But I also have a pretty challenging time goal for this race. I kind of wish I didn’t care about my results (or the prospect of being last–which is slightly less of a concern now that 700 people are registered for the half) so that I could just cruise along the course and enjoy the sights, taking pictures and soaking it all in.
The course is particularly flat and is unquestionably a PB Course, The Marathon will comprise of two loops of the half course, almost 2k of the half, 5k and 10k pass through the tranquil and unspoiled grounds of the Irish National Stud where you will have the unrivalled opportunity to run on the land where thoroughbreds and world class horses have been bred for decades, over 100 years in fact.
I started taking horseback riding lessons in fourth or fifth grade, and we owned a few horses when I was a teenager–Dad and I spent many a Saturday riding around southwest Austin. I haven’t ridden much in recent years, but the big beasts have a special place in my heart. And the race runs through Ireland’s national breeding facility! But … how can I stop for pictures when the clock is ticking?
I came up with something of a solution, though, when I remembered that we have a GoPro camera still in its box, likely the result of some clearance sale a few months ago. Dad and B are running (walking?) the 5K, which also routes through the Irish National Stud grounds, so B is going to take it with him for his race.
It came with four billion attachments–most of which look like medieval torture tools–to secure the thing to your person in a variety of interesting ways. He picked out a few–let’s see how long the telescoping selfie stick survives before I snap that sucker in half–and is going to play around with it over the next few days. I’ve got a couple of SD cards (a 64GB and a 32) but I have no idea if that will be adequate for two weeks. We’ll have a wifi hotspot most of the trip, though, so I need to experiment with uploading the videos to YouTube or somewhere every day in order to free up memory, just to be on the safe side.
The drawback is I don’t have any control over what he records–or its quality–but in the past he’s made some pretty amusing documentary-style videos on our travels. So I am optimistic. Besides, the (way-too-early) forecast shows a decent chance of rain–the GoPro is made for stuff like that. Rain, and teenage boys.

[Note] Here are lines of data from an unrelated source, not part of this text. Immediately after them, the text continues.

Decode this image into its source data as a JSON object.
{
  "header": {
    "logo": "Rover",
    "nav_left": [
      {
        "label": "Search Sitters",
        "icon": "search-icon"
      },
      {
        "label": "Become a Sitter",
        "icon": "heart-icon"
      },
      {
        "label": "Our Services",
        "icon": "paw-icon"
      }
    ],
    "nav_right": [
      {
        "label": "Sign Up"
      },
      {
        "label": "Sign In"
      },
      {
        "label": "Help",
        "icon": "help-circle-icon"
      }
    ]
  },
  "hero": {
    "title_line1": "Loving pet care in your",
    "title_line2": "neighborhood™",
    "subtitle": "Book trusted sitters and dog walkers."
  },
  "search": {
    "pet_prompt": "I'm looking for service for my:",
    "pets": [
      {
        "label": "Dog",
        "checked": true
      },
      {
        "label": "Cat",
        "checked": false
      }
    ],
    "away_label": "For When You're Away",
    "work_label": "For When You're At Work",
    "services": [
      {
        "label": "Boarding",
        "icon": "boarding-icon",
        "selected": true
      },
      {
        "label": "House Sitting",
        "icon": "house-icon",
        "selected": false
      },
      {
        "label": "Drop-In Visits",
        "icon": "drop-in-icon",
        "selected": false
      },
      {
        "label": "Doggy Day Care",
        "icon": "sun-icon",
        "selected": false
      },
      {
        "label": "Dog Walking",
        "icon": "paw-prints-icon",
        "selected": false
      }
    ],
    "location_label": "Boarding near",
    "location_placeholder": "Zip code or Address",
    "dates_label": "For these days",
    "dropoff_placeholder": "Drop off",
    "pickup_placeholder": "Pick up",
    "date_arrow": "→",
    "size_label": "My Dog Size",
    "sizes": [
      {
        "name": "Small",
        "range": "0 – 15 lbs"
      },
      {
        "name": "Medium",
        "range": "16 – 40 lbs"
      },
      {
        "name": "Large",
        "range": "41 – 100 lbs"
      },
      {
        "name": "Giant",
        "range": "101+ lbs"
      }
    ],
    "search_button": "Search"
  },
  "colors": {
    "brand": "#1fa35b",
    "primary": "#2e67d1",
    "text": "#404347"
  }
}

Knowing he’ll be documenting the events will allow me to focus on my race. But I also don’t want to be so hyperfocused on my time that I am oblivious to the scenery, either. Maybe, depending on crowd support, I’ll put my headphones away and distract myself with the view instead. Which in the end is the whole point–whether I get pictures or not, the experience is what really matters.
That, and the hot food voucher.